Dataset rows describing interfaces
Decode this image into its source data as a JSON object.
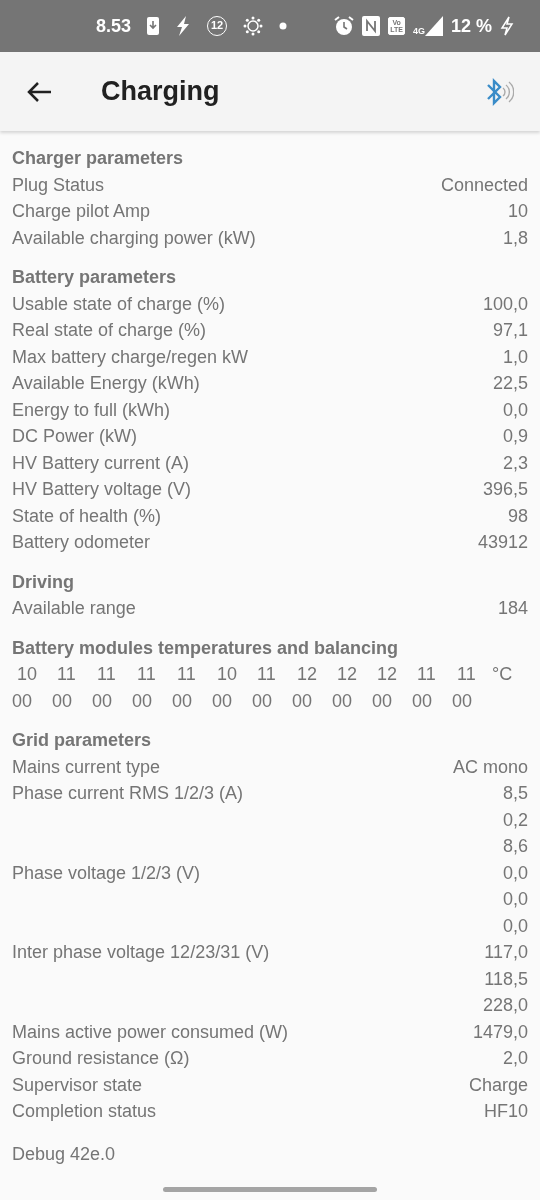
{
  "status_bar": {
    "time": "8.53",
    "notification_count": "12",
    "network": "4G",
    "volte_top": "Vo",
    "volte_bottom": "LTE",
    "battery": "12 %"
  },
  "header": {
    "title": "Charging"
  },
  "sections": [
    {
      "kind": "rows",
      "title": "Charger parameters",
      "rows": [
        {
          "label": "Plug Status",
          "values": [
            "Connected"
          ]
        },
        {
          "label": "Charge pilot Amp",
          "values": [
            "10"
          ]
        },
        {
          "label": "Available charging power (kW)",
          "values": [
            "1,8"
          ]
        }
      ]
    },
    {
      "kind": "rows",
      "title": "Battery parameters",
      "rows": [
        {
          "label": "Usable state of charge (%)",
          "values": [
            "100,0"
          ]
        },
        {
          "label": "Real state of charge (%)",
          "values": [
            "97,1"
          ]
        },
        {
          "label": "Max battery charge/regen kW",
          "values": [
            "1,0"
          ]
        },
        {
          "label": "Available Energy (kWh)",
          "values": [
            "22,5"
          ]
        },
        {
          "label": "Energy to full (kWh)",
          "values": [
            "0,0"
          ]
        },
        {
          "label": "DC Power (kW)",
          "values": [
            "0,9"
          ]
        },
        {
          "label": "HV Battery current (A)",
          "values": [
            "2,3"
          ]
        },
        {
          "label": "HV Battery voltage (V)",
          "values": [
            "396,5"
          ]
        },
        {
          "label": "State of health (%)",
          "values": [
            "98"
          ]
        },
        {
          "label": "Battery odometer",
          "values": [
            "43912"
          ]
        }
      ]
    },
    {
      "kind": "rows",
      "title": "Driving",
      "rows": [
        {
          "label": "Available range",
          "values": [
            "184"
          ]
        }
      ]
    },
    {
      "kind": "modules",
      "title": "Battery modules temperatures and balancing",
      "temperatures": [
        "10",
        "11",
        "11",
        "11",
        "11",
        "10",
        "11",
        "12",
        "12",
        "12",
        "11",
        "11"
      ],
      "unit": "°C",
      "balancing": [
        "00",
        "00",
        "00",
        "00",
        "00",
        "00",
        "00",
        "00",
        "00",
        "00",
        "00",
        "00"
      ]
    },
    {
      "kind": "rows",
      "title": "Grid parameters",
      "rows": [
        {
          "label": "Mains current type",
          "values": [
            "AC mono"
          ]
        },
        {
          "label": "Phase current RMS 1/2/3 (A)",
          "values": [
            "8,5",
            "0,2",
            "8,6"
          ]
        },
        {
          "label": "Phase voltage 1/2/3 (V)",
          "values": [
            "0,0",
            "0,0",
            "0,0"
          ]
        },
        {
          "label": "Inter phase voltage 12/23/31 (V)",
          "values": [
            "117,0",
            "118,5",
            "228,0"
          ]
        },
        {
          "label": "Mains active power consumed (W)",
          "values": [
            "1479,0"
          ]
        },
        {
          "label": "Ground resistance (Ω)",
          "values": [
            "2,0"
          ]
        },
        {
          "label": "Supervisor state",
          "values": [
            "Charge"
          ]
        },
        {
          "label": "Completion status",
          "values": [
            "HF10"
          ]
        }
      ]
    }
  ],
  "footer": {
    "debug": "Debug 42e.0"
  }
}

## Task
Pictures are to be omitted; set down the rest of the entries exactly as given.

## Reply
Decode this image into its source data as a JSON object.
{
  "status_bar": {
    "time": "8.53",
    "notification_count": "12",
    "network": "4G",
    "volte_top": "Vo",
    "volte_bottom": "LTE",
    "battery": "12 %"
  },
  "header": {
    "title": "Charging"
  },
  "sections": [
    {
      "kind": "rows",
      "title": "Charger parameters",
      "rows": [
        {
          "label": "Plug Status",
          "values": [
            "Connected"
          ]
        },
        {
          "label": "Charge pilot Amp",
          "values": [
            "10"
          ]
        },
        {
          "label": "Available charging power (kW)",
          "values": [
            "1,8"
          ]
        }
      ]
    },
    {
      "kind": "rows",
      "title": "Battery parameters",
      "rows": [
        {
          "label": "Usable state of charge (%)",
          "values": [
            "100,0"
          ]
        },
        {
          "label": "Real state of charge (%)",
          "values": [
            "97,1"
          ]
        },
        {
          "label": "Max battery charge/regen kW",
          "values": [
            "1,0"
          ]
        },
        {
          "label": "Available Energy (kWh)",
          "values": [
            "22,5"
          ]
        },
        {
          "label": "Energy to full (kWh)",
          "values": [
            "0,0"
          ]
        },
        {
          "label": "DC Power (kW)",
          "values": [
            "0,9"
          ]
        },
        {
          "label": "HV Battery current (A)",
          "values": [
            "2,3"
          ]
        },
        {
          "label": "HV Battery voltage (V)",
          "values": [
            "396,5"
          ]
        },
        {
          "label": "State of health (%)",
          "values": [
            "98"
          ]
        },
        {
          "label": "Battery odometer",
          "values": [
            "43912"
          ]
        }
      ]
    },
    {
      "kind": "rows",
      "title": "Driving",
      "rows": [
        {
          "label": "Available range",
          "values": [
            "184"
          ]
        }
      ]
    },
    {
      "kind": "modules",
      "title": "Battery modules temperatures and balancing",
      "temperatures": [
        "10",
        "11",
        "11",
        "11",
        "11",
        "10",
        "11",
        "12",
        "12",
        "12",
        "11",
        "11"
      ],
      "unit": "°C",
      "balancing": [
        "00",
        "00",
        "00",
        "00",
        "00",
        "00",
        "00",
        "00",
        "00",
        "00",
        "00",
        "00"
      ]
    },
    {
      "kind": "rows",
      "title": "Grid parameters",
      "rows": [
        {
          "label": "Mains current type",
          "values": [
            "AC mono"
          ]
        },
        {
          "label": "Phase current RMS 1/2/3 (A)",
          "values": [
            "8,5",
            "0,2",
            "8,6"
          ]
        },
        {
          "label": "Phase voltage 1/2/3 (V)",
          "values": [
            "0,0",
            "0,0",
            "0,0"
          ]
        },
        {
          "label": "Inter phase voltage 12/23/31 (V)",
          "values": [
            "117,0",
            "118,5",
            "228,0"
          ]
        },
        {
          "label": "Mains active power consumed (W)",
          "values": [
            "1479,0"
          ]
        },
        {
          "label": "Ground resistance (Ω)",
          "values": [
            "2,0"
          ]
        },
        {
          "label": "Supervisor state",
          "values": [
            "Charge"
          ]
        },
        {
          "label": "Completion status",
          "values": [
            "HF10"
          ]
        }
      ]
    }
  ],
  "footer": {
    "debug": "Debug 42e.0"
  }
}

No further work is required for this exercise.